Even now, when replacements are possible, decorations and lights have been handed down from one family to another. The history of the lane includes the energy crisis of 1973, when President Richard Nixon urged citizens not to decorate with lights for the holiday. On Fulton Street, lights on trees were replaced with shiny red bows, a silver star at the top, and lamp posts were wrapped in red ribbon.
Beyond historical events, the website’s chronology tracks the movements of Frosty the Snowman, Smurfs, and Santa Claus up and down Fulton Street.
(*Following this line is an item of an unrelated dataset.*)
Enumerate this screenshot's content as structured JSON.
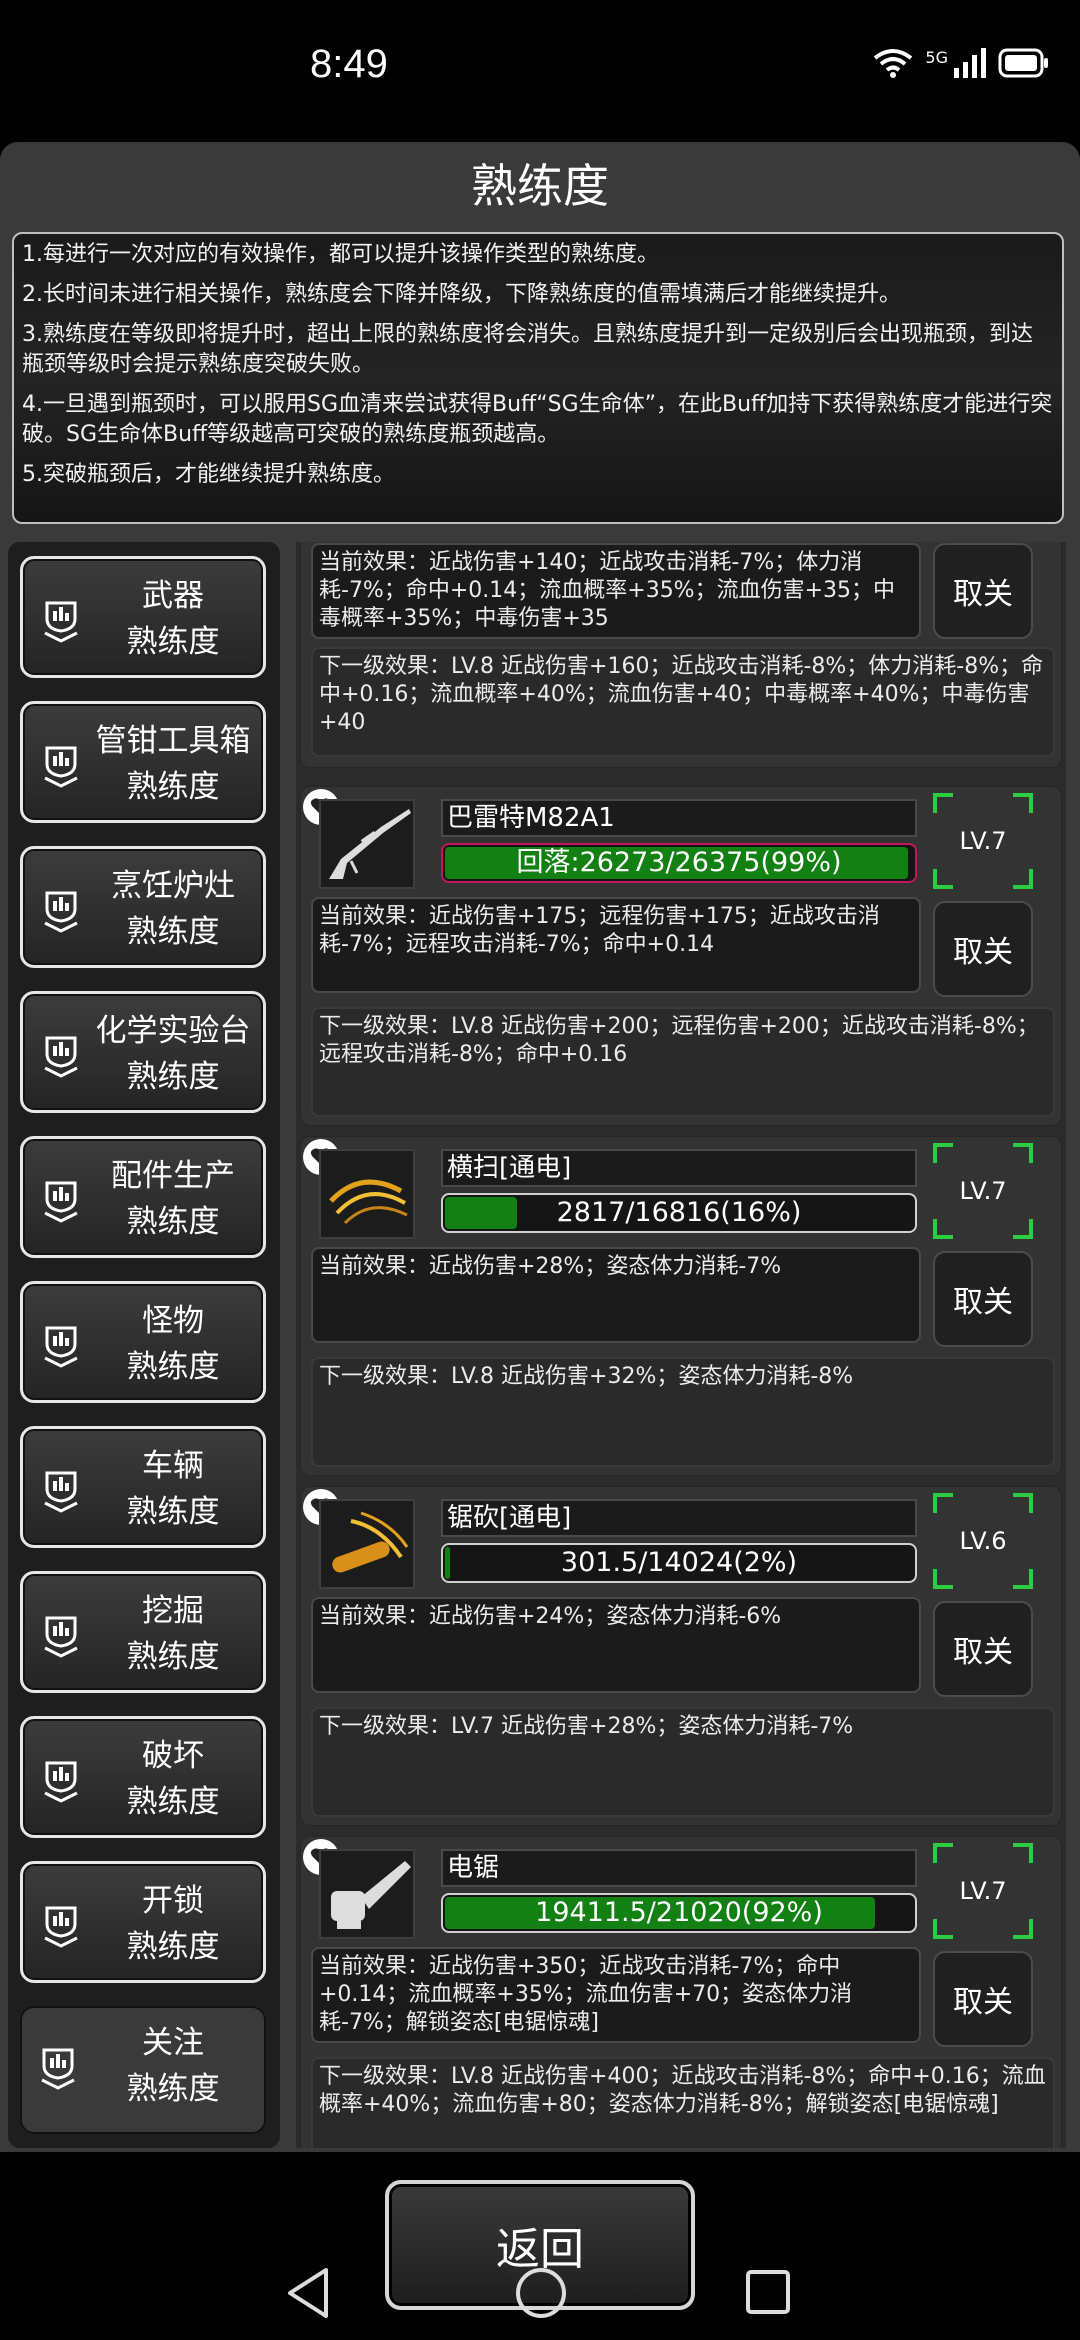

In 1947, according to christmastreelane.org, “Something new was added this year – a spotlighted Santa with a pack on his back, about to descend the Hardy’s Chimney (1830 Fulton). Missing are the seven dwarfs that in previous years were seen climbing over the house at 1850 Fulton Street (they were badly in need of a paint job and should be back again next year.)”
In 1974, Santa Claus was passed from the Hardy family of 1830 Fulton to the Stone family, at 1731 Fulton. In 1998, a “The Night Before Christmas” scene appeared at 1746 Fulton. The following year, a California brown bear and gingerbread men came onto the scene.
Scott Dougall’s home at 1716 Fulton had historically been “the Smurf House.” Since they moved in three years ago, however, there have been no Smurfs on his lawn. While his family has debated what decorations to put up, one thing was unanimous, he said. “No Smurfs.”
This year, Dougall will be lighting a tree in his front yard with sparkling LED lights, and stringing star-shaped hanging lights in the tree. In the past, the Dougalls also have had candy canes and a horse and carriage cutout on their lawn.
“I’m trying to respect the tradition but also doing something that suits my family,” Dougall said.
Part of the tradition on Fulton Street is the use of multicolored C9 lights on the small “Charlie Brown” Christmas trees that line the street. “The white light goes on top,” Jim McDonnell said.
McDonnell, whose wife, Susan, is the chair of the Christmas Tree Lane Committee this year, sources all of the trees. The trees come from The trees come from Oregon and McDonnell bought 70 trees wholesale with a resident of Willow Glen in San Jose, who buys 700 for his neighborhood.
This year, Christmas Tree Lane will be lit from 5 p.m. to 11 p.m. from December 16th to December 31st. The corner of Tennyson and Fulton is the recommended destination. Instead of driving, to really take in the decorations, residents recommend parking nearby and strolling down the lane.